Epibenthic sledge and a deep-sea octopus. Samples were collected with different gears to get all size-classes of benthic organisms. A cable of 8 km length is needed to send the epibenthic sledge to the bottom of the sea at 5000 m depth. It takes up to 8 hours to get a single sample.

The project, called Latitudinal Gradients in the Deep Sea of the Atlantic Ocean, or DIVA, discovered many animals new to science including 90 percent of the copepods they uncovered and more than 20 new Cumacea, small, often spiny crustaceans with long, thin, forked tails.

The team hopes to use this information to get a clearer picture of the diversity of ocean bottom ecosystems and better understand their composition. Preliminary results indicate that the seafloor varies greatly between locations, with different organisms dominating different sites.

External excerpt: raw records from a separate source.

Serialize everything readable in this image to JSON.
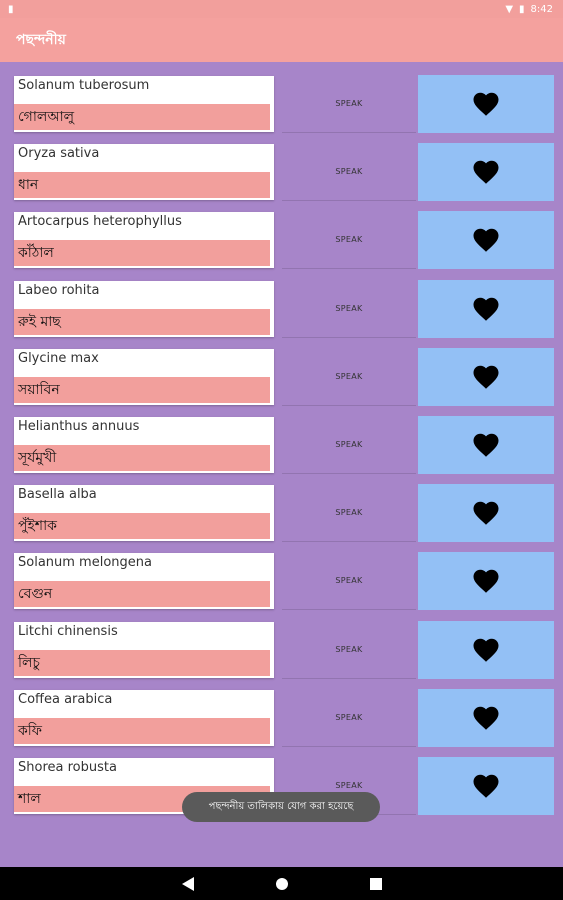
{
  "status_bar": {
    "time": "8:42"
  },
  "app_bar": {
    "title": "পছন্দনীয়"
  },
  "items": [
    {
      "scientific": "Solanum tuberosum",
      "local": "গোলআলু",
      "speak_label": "SPEAK"
    },
    {
      "scientific": "Oryza sativa",
      "local": "ধান",
      "speak_label": "SPEAK"
    },
    {
      "scientific": "Artocarpus heterophyllus",
      "local": "কাঁঠাল",
      "speak_label": "SPEAK"
    },
    {
      "scientific": "Labeo rohita",
      "local": "রুই মাছ",
      "speak_label": "SPEAK"
    },
    {
      "scientific": "Glycine max",
      "local": "সয়াবিন",
      "speak_label": "SPEAK"
    },
    {
      "scientific": "Helianthus annuus",
      "local": "সূর্যমুখী",
      "speak_label": "SPEAK"
    },
    {
      "scientific": "Basella alba",
      "local": "পুঁইশাক",
      "speak_label": "SPEAK"
    },
    {
      "scientific": "Solanum melongena",
      "local": "বেগুন",
      "speak_label": "SPEAK"
    },
    {
      "scientific": "Litchi chinensis",
      "local": "লিচু",
      "speak_label": "SPEAK"
    },
    {
      "scientific": "Coffea arabica",
      "local": "কফি",
      "speak_label": "SPEAK"
    },
    {
      "scientific": "Shorea robusta",
      "local": "শাল",
      "speak_label": "SPEAK"
    }
  ],
  "toast": {
    "message": "পছন্দনীয় তালিকায় যোগ করা হয়েছে"
  },
  "colors": {
    "app_bar": "#f4a19e",
    "background": "#a785c9",
    "local_name_bg": "#f29f9c",
    "favorite_bg": "#93c0f5"
  },
  "icons": {
    "favorite": "heart-icon",
    "back": "back-icon",
    "home": "home-icon",
    "recents": "recents-icon"
  }
}
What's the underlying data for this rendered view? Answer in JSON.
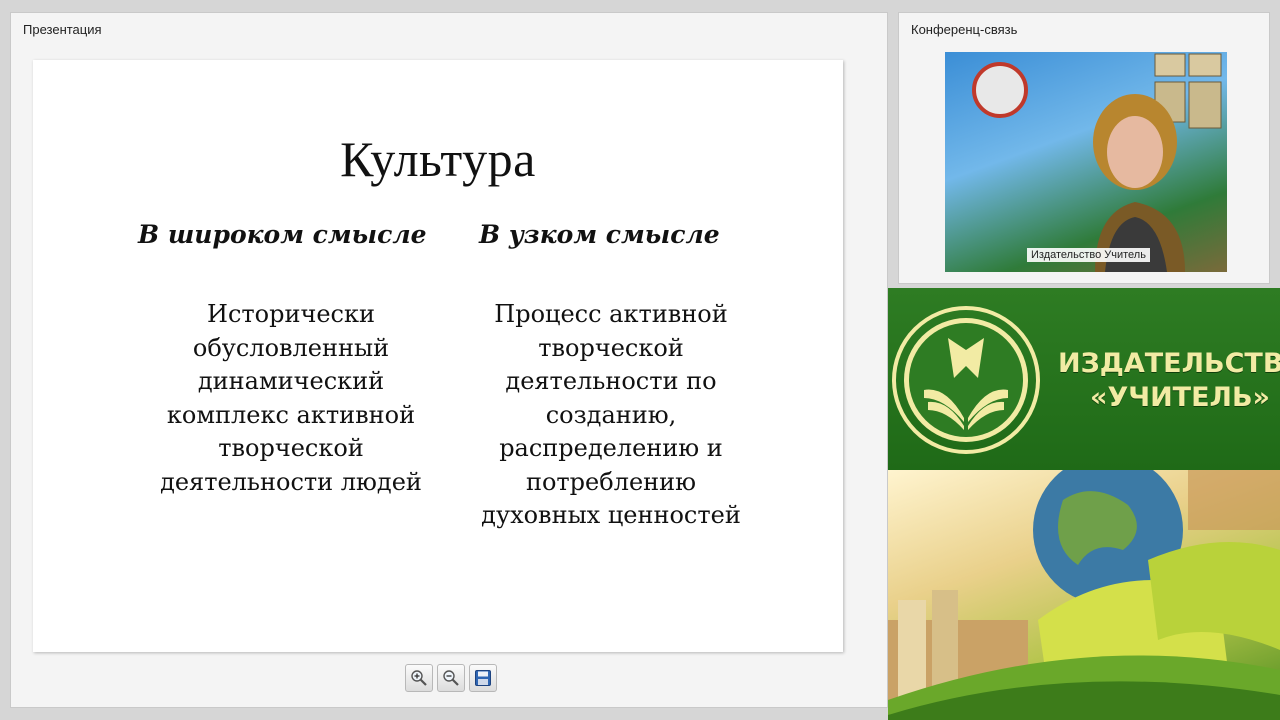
{
  "presentation": {
    "panel_title": "Презентация",
    "slide": {
      "title": "Культура",
      "left_heading": "В широком смысле",
      "right_heading": "В узком смысле",
      "left_lines": [
        "Исторически",
        "обусловленный",
        "динамический",
        "комплекс активной",
        "творческой",
        "деятельности людей"
      ],
      "right_lines": [
        "Процесс активной",
        "творческой",
        "деятельности по",
        "созданию,",
        "распределению и",
        "потреблению",
        "духовных ценностей"
      ]
    },
    "toolbar": {
      "zoom_in_icon": "zoom-in-icon",
      "zoom_out_icon": "zoom-out-icon",
      "save_icon": "save-icon"
    }
  },
  "conference": {
    "panel_title": "Конференц-связь",
    "participant_name": "Издательство Учитель"
  },
  "banner": {
    "line1": "ИЗДАТЕЛЬСТВО",
    "line2": "«УЧИТЕЛЬ»"
  },
  "colors": {
    "banner_green": "#2e7c23",
    "banner_text": "#f2eba4"
  }
}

the DIVA team
The DIVA team, made up of more than 40 international specialists, is cooperating to identify deep-sea organisms of all taxonomic groups, from bacteria to the large macrofauna (sea cucumbers, fishes, crabs).